• _Instructions to follow_: Pictures aside, write out the data exactly as it reads.

• _Records_:
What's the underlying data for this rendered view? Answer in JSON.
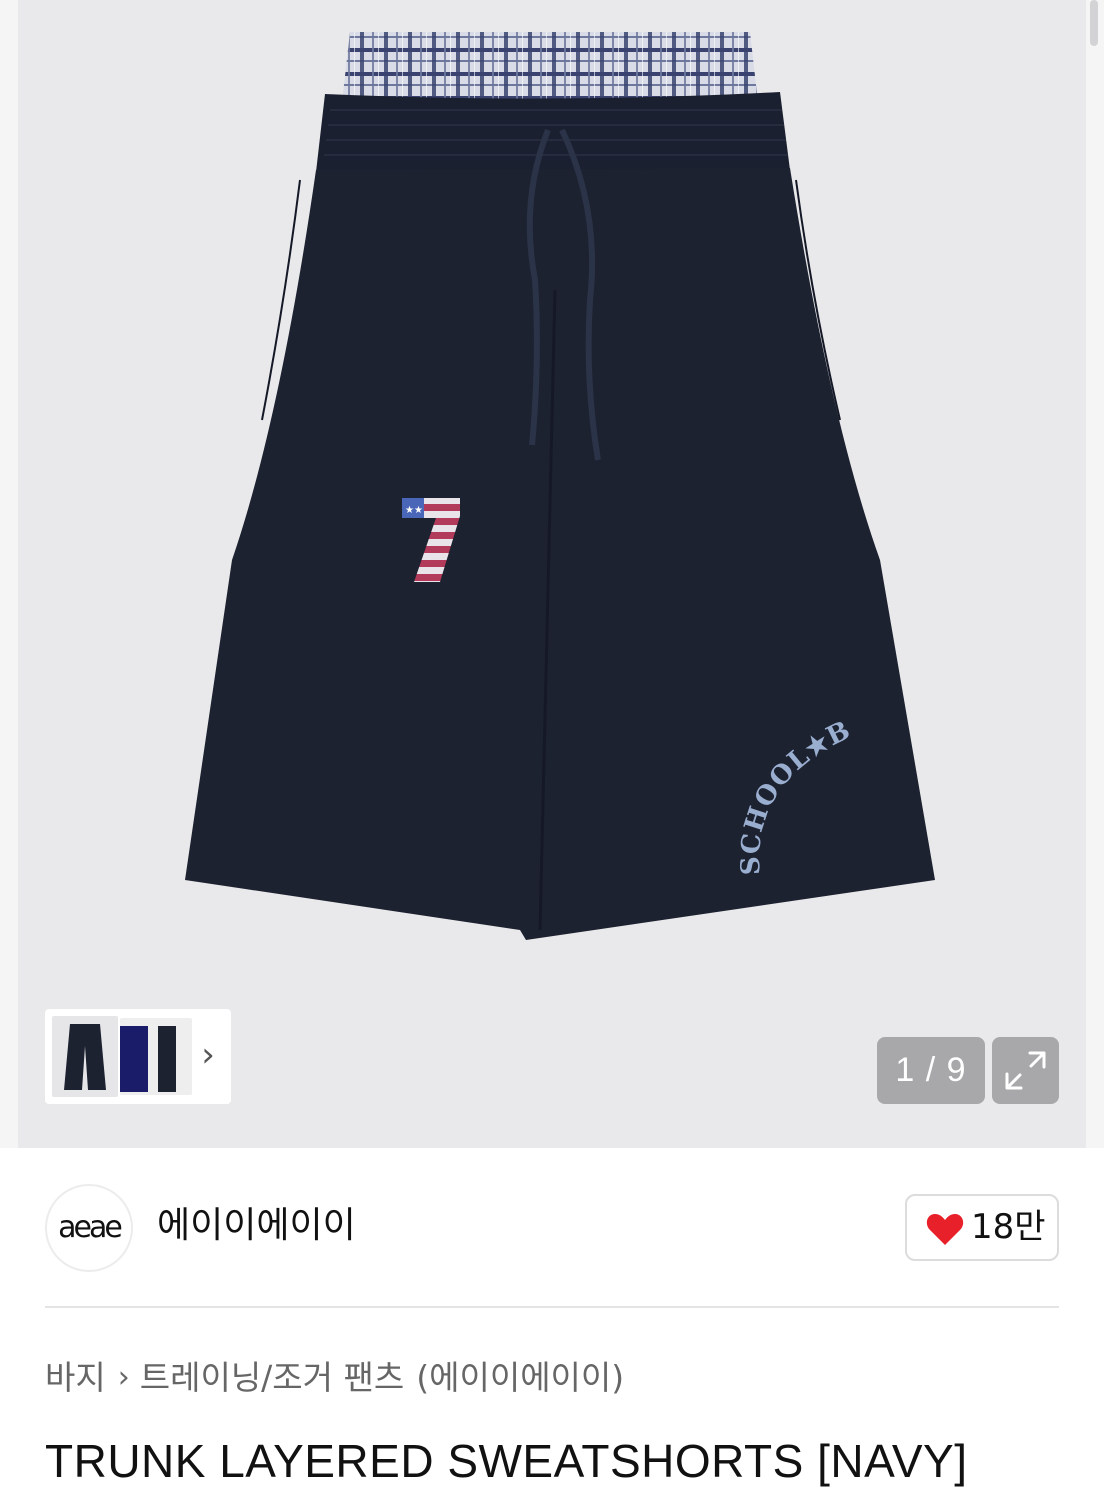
{
  "gallery": {
    "counter": "1 / 9",
    "print_number": "7",
    "print_text": "SCHOOL★BOY"
  },
  "brand": {
    "logo_text": "aeae",
    "name": "에이이에이이"
  },
  "like": {
    "count": "18만"
  },
  "breadcrumb": {
    "category": "바지",
    "separator": "›",
    "subcategory": "트레이닝/조거 팬츠",
    "brand": "(에이이에이이)"
  },
  "product": {
    "title": "TRUNK LAYERED SWEATSHORTS [NAVY]"
  },
  "colors": {
    "hero_bg": "#e9e9eb",
    "shorts": "#1d2230",
    "like_heart": "#e8202a"
  },
  "icons": {
    "next_thumb": "chevron-right-icon",
    "expand": "expand-icon",
    "like": "heart-icon"
  }
}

• _Expected answer_:
What's the underlying data for this rendered view? Answer in JSON.
{
  "gallery": {
    "counter": "1 / 9",
    "print_number": "7",
    "print_text": "SCHOOL★BOY"
  },
  "brand": {
    "logo_text": "aeae",
    "name": "에이이에이이"
  },
  "like": {
    "count": "18만"
  },
  "breadcrumb": {
    "category": "바지",
    "separator": "›",
    "subcategory": "트레이닝/조거 팬츠",
    "brand": "(에이이에이이)"
  },
  "product": {
    "title": "TRUNK LAYERED SWEATSHORTS [NAVY]"
  },
  "colors": {
    "hero_bg": "#e9e9eb",
    "shorts": "#1d2230",
    "like_heart": "#e8202a"
  },
  "icons": {
    "next_thumb": "chevron-right-icon",
    "expand": "expand-icon",
    "like": "heart-icon"
  }
}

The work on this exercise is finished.